Thought Cookie: Edition 12, Vol. 2
267 words of this and that
It occurred to me recently that the pandemic has forced us to get better at boundaries. Whether we were good at boundaries or bad at them before, the onset of COVID-19 required us to establish new boundaries and -- for once -- the world encouraged us to hold on to them. Now, as the boundary-driven safety precautions become less necessary, it’s time for us to take stock of our boundaries to discover what we want to hold on to, and what we want to release. As my therapist once taught me (thus rocking my world in the moment), boundaries are for you first. A chronic giver, I had thought boundaries were designed to keep other people away. The idea that boundaries could be created to serve me changed everything about how I thought about them, set them and held to them. While there were moments in the last year I felt perfectly fine not going anywhere again or seeing anyone, I have come to the conclusion that I am a very social person who needs and thrives with meaningful human interaction. I am no longer ashamed to admit I need to be with people, feel their energy and allow the spirited, animated and vibrant woman I am to fully be seen. This has been hard for me to admit because I was conditioned in my early life to quiet down, to dim to an acceptable subtle brightness. I was taught that being too outgoing could be dangerous, unseemly or could make others feel uncomfortable. God forbid. The last year has deepened my relationship with myself, and through that, it has taught me the importance of accepting and asking for what I need. That’s a boundary I want to continue to hold.
Reminder from the soul of truth: Boundaries are for you first. What boundaries did you set during the pandemic? How did they serve you? How didn’t they serve you?
Takeaway: What part of yourself do you need to tend to with a boundary? What boundaries will you release?
I was recently sorting through a few things my mother left behind when she passed away a decade ago. It was a heart-rending delight to hold in my hands the things she cherished: clips from magazines, cards, notes to herself and jotted prayers for others. Among her things was this poem, which reminded me of her spirit of life, her desire to live and her swelling, expansive heart.
From my bookshelves
I have always loved poetry. My library of books contains books of poetry by individual authors and collections as well.
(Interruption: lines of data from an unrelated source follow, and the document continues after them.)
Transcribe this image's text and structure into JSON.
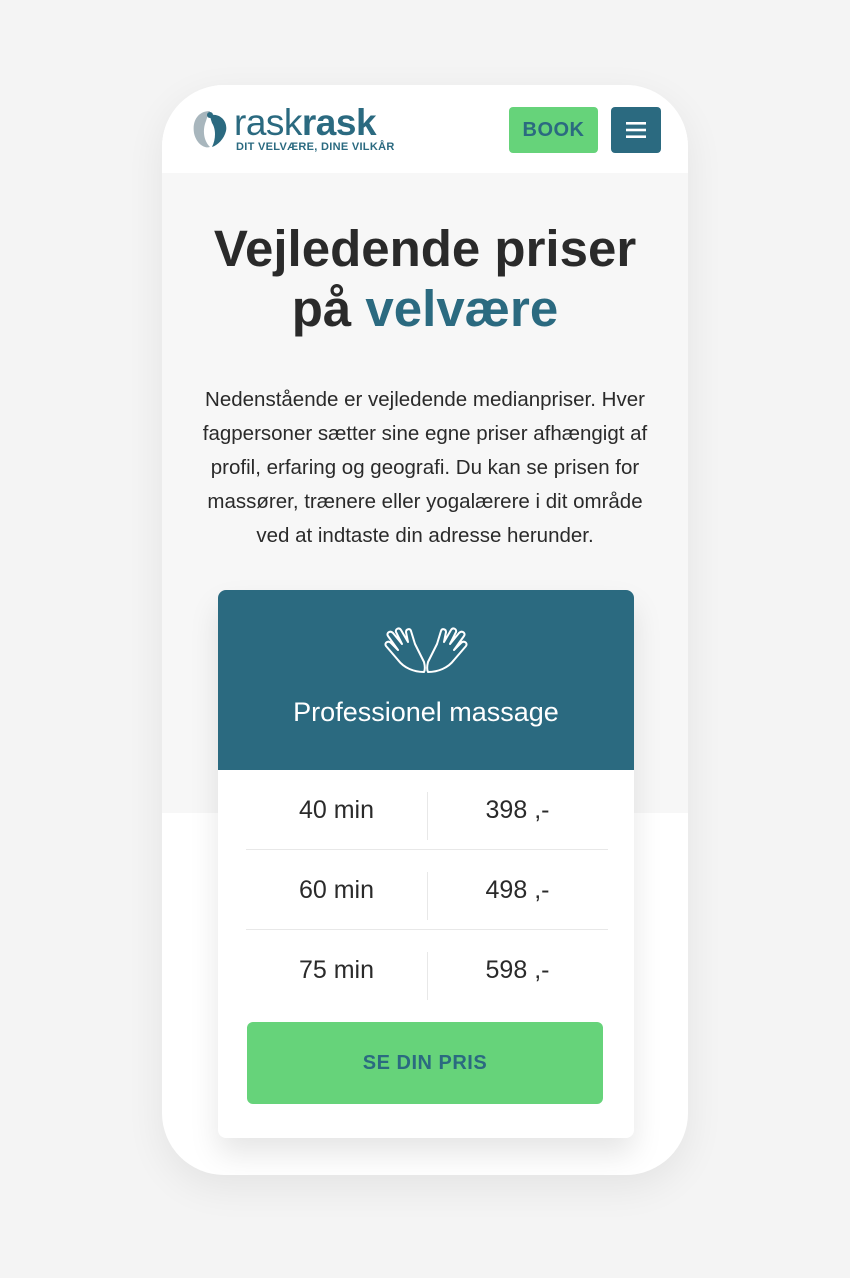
{
  "header": {
    "logo_light": "rask",
    "logo_bold": "rask",
    "tagline": "DIT VELVÆRE, DINE VILKÅR",
    "book_label": "BOOK",
    "menu_icon": "hamburger-icon"
  },
  "hero": {
    "title_line1": "Vejledende priser",
    "title_line2_prefix": "på ",
    "title_line2_accent": "velvære",
    "intro": "Nedenstående er vejledende medianpriser. Hver fagpersoner sætter sine egne priser afhængigt af profil, erfaring og geografi. Du kan se prisen for massører, trænere eller yogalærere i dit område ved at indtaste din adresse herunder."
  },
  "card": {
    "icon": "massage-hands-icon",
    "title": "Professionel massage",
    "rows": [
      {
        "duration": "40 min",
        "price": "398 ,-"
      },
      {
        "duration": "60 min",
        "price": "498 ,-"
      },
      {
        "duration": "75 min",
        "price": "598 ,-"
      }
    ],
    "cta_label": "SE DIN PRIS"
  },
  "colors": {
    "brand_teal": "#2b6a80",
    "brand_green": "#66d37a",
    "text": "#2a2a2a",
    "page_bg": "#f4f4f4"
  }
}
Dogeared, chewed at the corners by this dog or that, I never feel I own enough volumes of poetry. Recently, my youngest daughter came into my office announcing she needed to bring a poem to school, and asked me, “Mom, do you have any good poems?” The sky parted, the birds sang and I knew I had been preparing for this moment all my life. I buried her with books of poetry until she found one that spoke to her soul. I do the same from time to time, although the assignment comes not from a teacher, but from my spirit in need of soothing. Recently, I re-discovered the 20th-century poet Denise Leverton from this collection. Her work in the 1960s creating poetry about the experience of being a woman touched me deeply, including this excerpt from Stepping Westward.
Thought Cookie will be back on June 8 when I will share another freshly-baked batch. In the meantime, if this struck a chord with you, think of someone you love and share it with them. Or share one of my pieces of art on your social platforms and tag me. I would be honored. If you’d like to ingest more of my writing, visit my full website.